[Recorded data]
────────────────

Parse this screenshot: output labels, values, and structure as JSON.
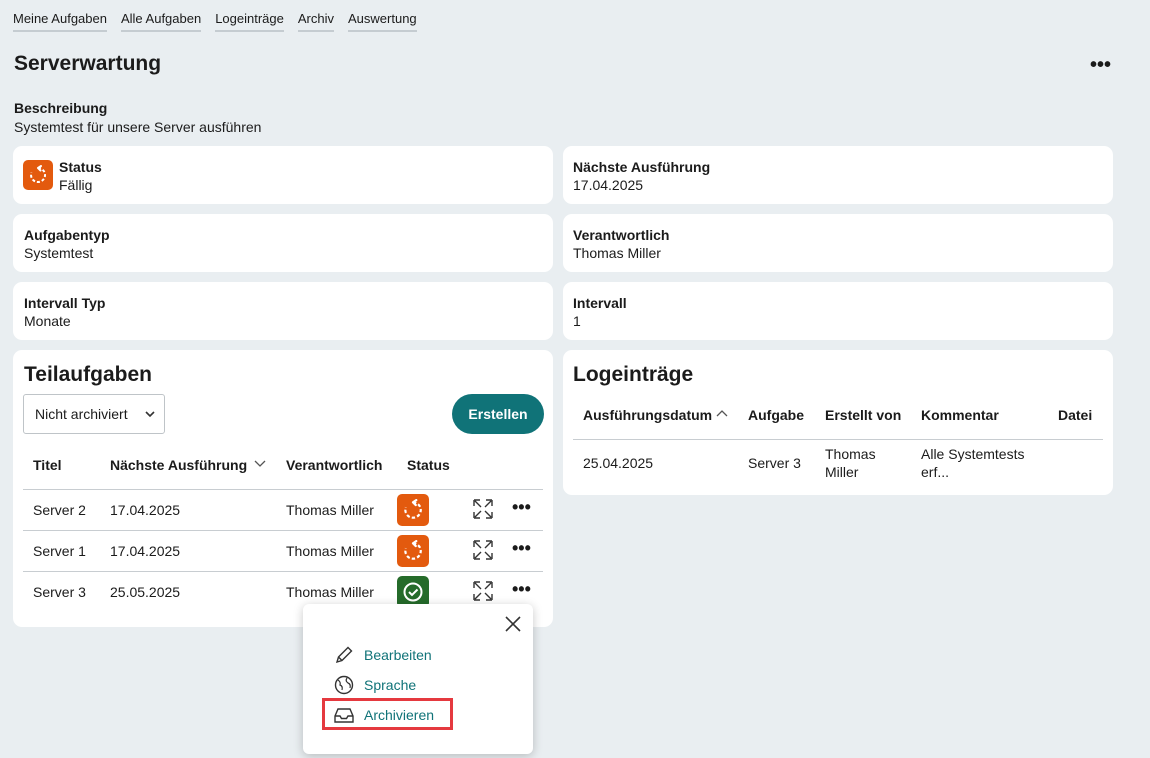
{
  "nav": {
    "items": [
      "Meine Aufgaben",
      "Alle Aufgaben",
      "Logeinträge",
      "Archiv",
      "Auswertung"
    ]
  },
  "page": {
    "title": "Serverwartung",
    "more_label": "•••",
    "description_label": "Beschreibung",
    "description_value": "Systemtest für unsere Server ausführen"
  },
  "details": {
    "status_label": "Status",
    "status_value": "Fällig",
    "next_run_label": "Nächste Ausführung",
    "next_run_value": "17.04.2025",
    "task_type_label": "Aufgabentyp",
    "task_type_value": "Systemtest",
    "responsible_label": "Verantwortlich",
    "responsible_value": "Thomas Miller",
    "interval_type_label": "Intervall Typ",
    "interval_type_value": "Monate",
    "interval_label": "Intervall",
    "interval_value": "1"
  },
  "subtasks": {
    "title": "Teilaufgaben",
    "filter_value": "Nicht archiviert",
    "create_label": "Erstellen",
    "columns": [
      "Titel",
      "Nächste Ausführung",
      "Verantwortlich",
      "Status"
    ],
    "rows": [
      {
        "title": "Server 2",
        "next": "17.04.2025",
        "responsible": "Thomas Miller",
        "status": "due"
      },
      {
        "title": "Server 1",
        "next": "17.04.2025",
        "responsible": "Thomas Miller",
        "status": "due"
      },
      {
        "title": "Server 3",
        "next": "25.05.2025",
        "responsible": "Thomas Miller",
        "status": "done"
      }
    ],
    "row_more_label": "•••"
  },
  "logs": {
    "title": "Logeinträge",
    "columns": [
      "Ausführungsdatum",
      "Aufgabe",
      "Erstellt von",
      "Kommentar",
      "Datei"
    ],
    "rows": [
      {
        "date": "25.04.2025",
        "task": "Server 3",
        "author_line1": "Thomas",
        "author_line2": "Miller",
        "comment_line1": "Alle Systemtests",
        "comment_line2": "erf..."
      }
    ]
  },
  "popup": {
    "items": [
      {
        "label": "Bearbeiten",
        "icon": "pencil-icon"
      },
      {
        "label": "Sprache",
        "icon": "globe-icon"
      },
      {
        "label": "Archivieren",
        "icon": "archive-inbox-icon"
      }
    ]
  },
  "colors": {
    "accent": "#107378",
    "status_due": "#e35a0e",
    "status_done": "#256b2a",
    "highlight": "#e5393f",
    "background": "#e9eef1"
  }
}
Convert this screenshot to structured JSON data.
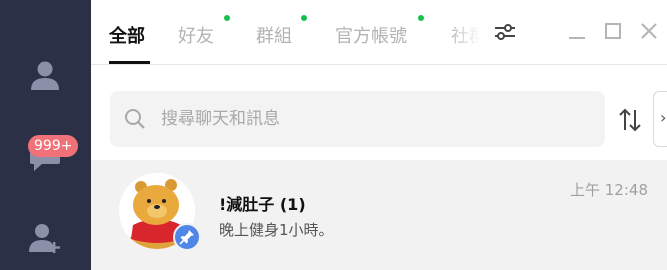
{
  "rail": {
    "items": [
      {
        "name": "friends",
        "icon": "person-icon"
      },
      {
        "name": "chats",
        "icon": "chat-bubble-icon",
        "badge": "999+"
      },
      {
        "name": "add-friend",
        "icon": "add-person-icon"
      }
    ]
  },
  "tabs": {
    "items": [
      {
        "label": "全部",
        "active": true,
        "dot": false
      },
      {
        "label": "好友",
        "active": false,
        "dot": true
      },
      {
        "label": "群組",
        "active": false,
        "dot": true
      },
      {
        "label": "官方帳號",
        "active": false,
        "dot": true
      },
      {
        "label": "社群",
        "active": false,
        "dot": false
      }
    ]
  },
  "window_controls": [
    "filter-settings-icon",
    "minimize-icon",
    "maximize-icon",
    "close-icon"
  ],
  "search": {
    "placeholder": "搜尋聊天和訊息",
    "value": ""
  },
  "side_button": "›",
  "chats": [
    {
      "name": "!減肚子 (1)",
      "preview": "晚上健身1小時。",
      "time": "上午 12:48",
      "pinned": true
    }
  ],
  "colors": {
    "rail": "#2b3046",
    "badge": "#f07278",
    "dot": "#16c04a",
    "pin": "#4f86e8",
    "selected_row": "#f2f2f3"
  }
}
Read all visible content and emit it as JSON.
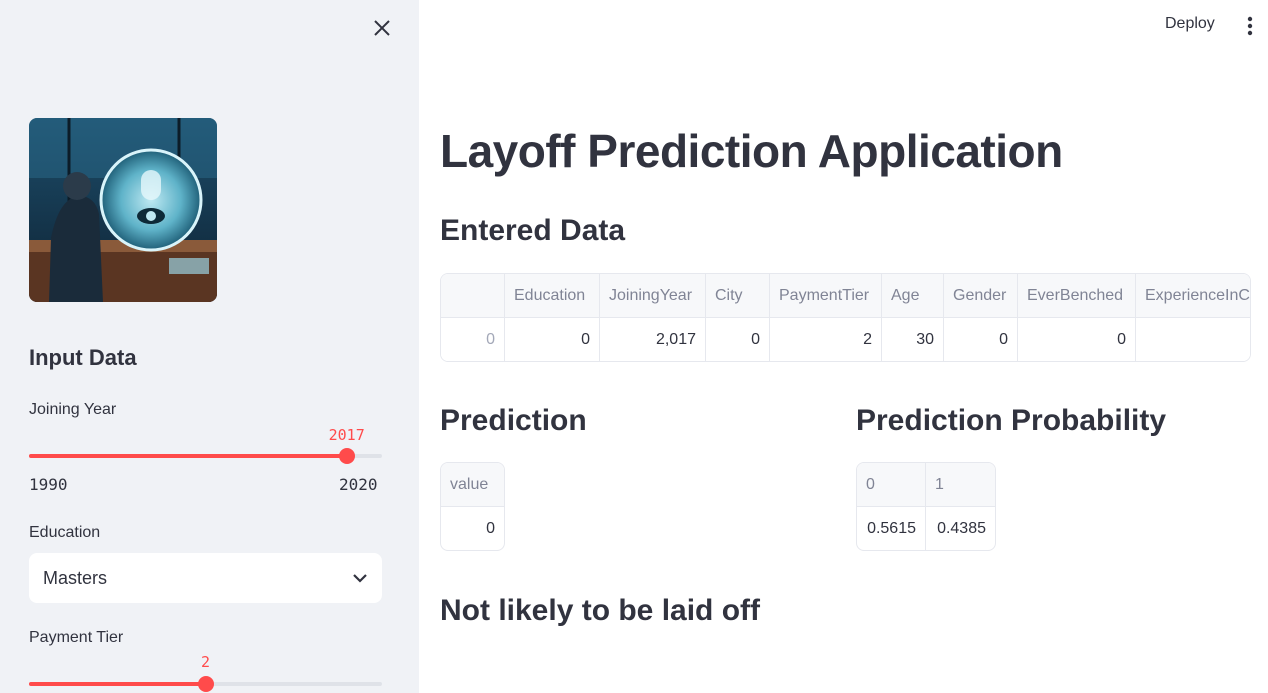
{
  "sidebar": {
    "close_icon": "close-icon",
    "logo_alt": "robot-eye-illustration",
    "header": "Input Data",
    "joining_year": {
      "label": "Joining Year",
      "value": 2017,
      "value_text": "2017",
      "min": 1990,
      "max": 2020,
      "min_text": "1990",
      "max_text": "2020",
      "fraction": 0.9
    },
    "education": {
      "label": "Education",
      "selected": "Masters"
    },
    "payment_tier": {
      "label": "Payment Tier",
      "value": 2,
      "value_text": "2",
      "fraction": 0.5
    }
  },
  "topbar": {
    "deploy_label": "Deploy",
    "menu_icon": "kebab-menu-icon"
  },
  "main": {
    "title": "Layoff Prediction Application",
    "entered_data": {
      "heading": "Entered Data",
      "columns": [
        "",
        "Education",
        "JoiningYear",
        "City",
        "PaymentTier",
        "Age",
        "Gender",
        "EverBenched",
        "ExperienceInCu"
      ],
      "rows": [
        [
          "0",
          "0",
          "2,017",
          "0",
          "2",
          "30",
          "0",
          "0",
          ""
        ]
      ]
    },
    "prediction": {
      "heading": "Prediction",
      "columns": [
        "value"
      ],
      "rows": [
        [
          "0"
        ]
      ]
    },
    "probability": {
      "heading": "Prediction Probability",
      "columns": [
        "0",
        "1"
      ],
      "rows": [
        [
          "0.5615",
          "0.4385"
        ]
      ]
    },
    "result_text": "Not likely to be laid off"
  },
  "colors": {
    "accent": "#ff4b4b",
    "sidebar_bg": "#f0f2f6",
    "text": "#31333f"
  }
}
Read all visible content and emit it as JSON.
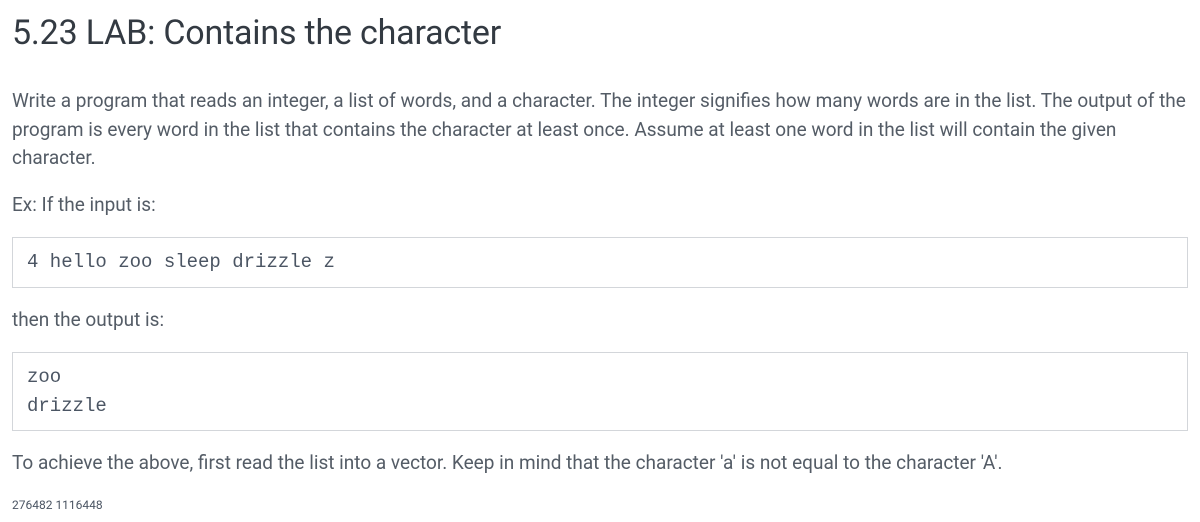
{
  "title": "5.23 LAB: Contains the character",
  "paragraphs": {
    "intro": "Write a program that reads an integer, a list of words, and a character. The integer signifies how many words are in the list. The output of the program is every word in the list that contains the character at least once. Assume at least one word in the list will contain the given character.",
    "example_label": "Ex: If the input is:",
    "output_label": "then the output is:",
    "closing": "To achieve the above, first read the list into a vector. Keep in mind that the character 'a' is not equal to the character 'A'."
  },
  "code": {
    "input": "4 hello zoo sleep drizzle z",
    "output": "zoo\ndrizzle"
  },
  "footer_id": "276482 1116448"
}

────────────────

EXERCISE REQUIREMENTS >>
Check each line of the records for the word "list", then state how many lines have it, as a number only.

RESPONSE TO THE EXERCISE >>
2